The gender pay gap for full time employees decreased from 9.4% in 2016 to 9.1% in 2017 according to the provisional figures contained in the Annual Survey of Hours and Earnings.
However, the gender pay gap for full time employees in the public sector increased between 2016 and 2017 from 11.1% to 13.1%. This is the highest gender pay gap in the public sector since 1999.
The figure for all employees, both full time and part time has also increased from 18.2% in 2016 to 18.4% in the current year. This is explained by the Office for National Statistics as the result of both the part time and full time gender pay gaps moving closer to zero together with an increase in the proportion of employees working full time (source: ONS Labour Market Statistics table A01(3), period March to May 2016 and March to May 2017).
Age continues to be an issue of concern.

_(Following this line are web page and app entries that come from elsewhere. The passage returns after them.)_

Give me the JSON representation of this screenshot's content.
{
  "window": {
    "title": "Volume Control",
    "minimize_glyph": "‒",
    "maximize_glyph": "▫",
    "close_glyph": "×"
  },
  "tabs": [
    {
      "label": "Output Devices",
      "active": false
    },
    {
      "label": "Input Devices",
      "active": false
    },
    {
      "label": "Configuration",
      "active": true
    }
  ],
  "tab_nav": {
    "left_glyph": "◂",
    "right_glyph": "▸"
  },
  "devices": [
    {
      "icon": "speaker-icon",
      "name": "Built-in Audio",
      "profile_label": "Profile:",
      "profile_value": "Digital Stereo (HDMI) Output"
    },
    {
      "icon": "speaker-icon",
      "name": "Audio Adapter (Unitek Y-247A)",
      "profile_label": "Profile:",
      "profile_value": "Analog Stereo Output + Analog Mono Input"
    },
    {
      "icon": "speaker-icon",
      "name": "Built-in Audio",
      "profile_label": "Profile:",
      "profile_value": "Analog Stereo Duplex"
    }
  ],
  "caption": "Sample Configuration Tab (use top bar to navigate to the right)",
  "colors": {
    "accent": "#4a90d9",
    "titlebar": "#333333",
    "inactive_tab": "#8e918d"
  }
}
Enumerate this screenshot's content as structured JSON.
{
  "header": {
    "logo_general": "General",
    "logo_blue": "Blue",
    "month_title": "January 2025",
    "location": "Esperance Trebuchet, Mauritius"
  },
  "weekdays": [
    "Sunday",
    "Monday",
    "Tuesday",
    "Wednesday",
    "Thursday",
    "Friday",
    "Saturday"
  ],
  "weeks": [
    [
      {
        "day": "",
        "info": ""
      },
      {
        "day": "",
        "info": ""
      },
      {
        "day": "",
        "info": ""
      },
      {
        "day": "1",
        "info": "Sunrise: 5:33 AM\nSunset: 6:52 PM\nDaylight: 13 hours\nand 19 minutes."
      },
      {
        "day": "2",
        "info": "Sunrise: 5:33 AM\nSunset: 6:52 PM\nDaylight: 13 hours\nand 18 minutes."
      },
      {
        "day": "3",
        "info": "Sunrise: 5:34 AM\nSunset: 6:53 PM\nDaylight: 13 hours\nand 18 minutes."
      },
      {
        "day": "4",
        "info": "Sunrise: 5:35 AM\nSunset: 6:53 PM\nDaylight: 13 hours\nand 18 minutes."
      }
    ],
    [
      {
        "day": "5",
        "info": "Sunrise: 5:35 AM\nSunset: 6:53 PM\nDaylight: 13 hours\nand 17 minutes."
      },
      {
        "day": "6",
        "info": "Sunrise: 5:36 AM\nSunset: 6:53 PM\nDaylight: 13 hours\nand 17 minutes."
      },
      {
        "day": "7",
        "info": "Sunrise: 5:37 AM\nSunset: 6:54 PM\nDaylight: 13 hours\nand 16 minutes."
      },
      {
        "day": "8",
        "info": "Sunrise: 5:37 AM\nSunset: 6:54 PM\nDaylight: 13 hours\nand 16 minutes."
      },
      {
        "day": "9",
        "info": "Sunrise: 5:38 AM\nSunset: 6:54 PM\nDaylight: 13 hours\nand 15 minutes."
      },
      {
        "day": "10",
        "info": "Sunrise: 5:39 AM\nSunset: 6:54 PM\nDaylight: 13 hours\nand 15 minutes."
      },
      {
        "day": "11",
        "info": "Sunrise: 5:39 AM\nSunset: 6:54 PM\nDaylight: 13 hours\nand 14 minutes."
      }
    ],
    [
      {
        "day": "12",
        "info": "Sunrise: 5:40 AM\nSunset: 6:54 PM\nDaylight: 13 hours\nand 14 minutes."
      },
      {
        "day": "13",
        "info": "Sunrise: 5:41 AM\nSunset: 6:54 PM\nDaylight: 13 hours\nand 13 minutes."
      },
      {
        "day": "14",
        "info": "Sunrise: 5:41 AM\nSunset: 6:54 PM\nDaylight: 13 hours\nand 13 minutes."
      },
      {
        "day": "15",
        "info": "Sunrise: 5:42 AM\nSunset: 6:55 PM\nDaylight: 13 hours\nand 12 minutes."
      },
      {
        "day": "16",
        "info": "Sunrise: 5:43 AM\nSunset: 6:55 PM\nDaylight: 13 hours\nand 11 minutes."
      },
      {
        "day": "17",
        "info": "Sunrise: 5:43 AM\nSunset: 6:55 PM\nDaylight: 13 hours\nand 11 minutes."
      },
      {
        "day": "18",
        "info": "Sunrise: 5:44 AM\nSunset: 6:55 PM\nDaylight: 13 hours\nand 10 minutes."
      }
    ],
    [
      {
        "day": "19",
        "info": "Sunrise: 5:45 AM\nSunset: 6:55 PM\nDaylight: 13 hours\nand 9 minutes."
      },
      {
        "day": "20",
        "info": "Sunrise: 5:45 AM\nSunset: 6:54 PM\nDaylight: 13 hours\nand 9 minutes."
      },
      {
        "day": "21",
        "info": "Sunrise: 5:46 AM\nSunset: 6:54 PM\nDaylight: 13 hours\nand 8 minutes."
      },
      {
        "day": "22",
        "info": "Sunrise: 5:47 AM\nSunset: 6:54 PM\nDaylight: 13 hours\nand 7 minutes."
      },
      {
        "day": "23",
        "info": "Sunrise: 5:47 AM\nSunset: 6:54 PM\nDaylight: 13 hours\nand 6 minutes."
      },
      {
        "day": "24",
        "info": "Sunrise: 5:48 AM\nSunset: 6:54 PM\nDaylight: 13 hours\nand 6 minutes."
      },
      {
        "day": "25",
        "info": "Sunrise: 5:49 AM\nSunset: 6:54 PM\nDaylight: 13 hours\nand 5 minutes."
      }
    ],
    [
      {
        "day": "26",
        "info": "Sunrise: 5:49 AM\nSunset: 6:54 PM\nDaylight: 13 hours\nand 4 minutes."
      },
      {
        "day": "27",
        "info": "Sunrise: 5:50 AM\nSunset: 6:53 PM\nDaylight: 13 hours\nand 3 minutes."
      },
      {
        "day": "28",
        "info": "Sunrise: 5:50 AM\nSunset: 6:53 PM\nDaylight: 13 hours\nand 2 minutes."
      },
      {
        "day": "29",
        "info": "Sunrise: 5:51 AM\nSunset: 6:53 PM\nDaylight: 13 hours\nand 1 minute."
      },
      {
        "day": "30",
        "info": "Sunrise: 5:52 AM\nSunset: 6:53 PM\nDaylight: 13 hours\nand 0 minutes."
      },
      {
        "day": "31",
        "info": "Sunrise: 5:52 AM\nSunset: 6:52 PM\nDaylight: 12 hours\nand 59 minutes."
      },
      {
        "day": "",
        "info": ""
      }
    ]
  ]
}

The gender pay gap is relatively small for employees up to the age of 30 and in line with the national average for employees aged 30 to 40. However female employees in their 40s and 50s are, on average, paid over 25% less than male employees of the same age.
Employers with 250 or more employees are obliged to publish their gender pay gap information in 2018. They will undoubtedly be interested to note whether age is a factor in their gender pay gap results, and will also no doubt consult the ONS figures for each sector to see how their results compare with the national average for the sector in which they operate.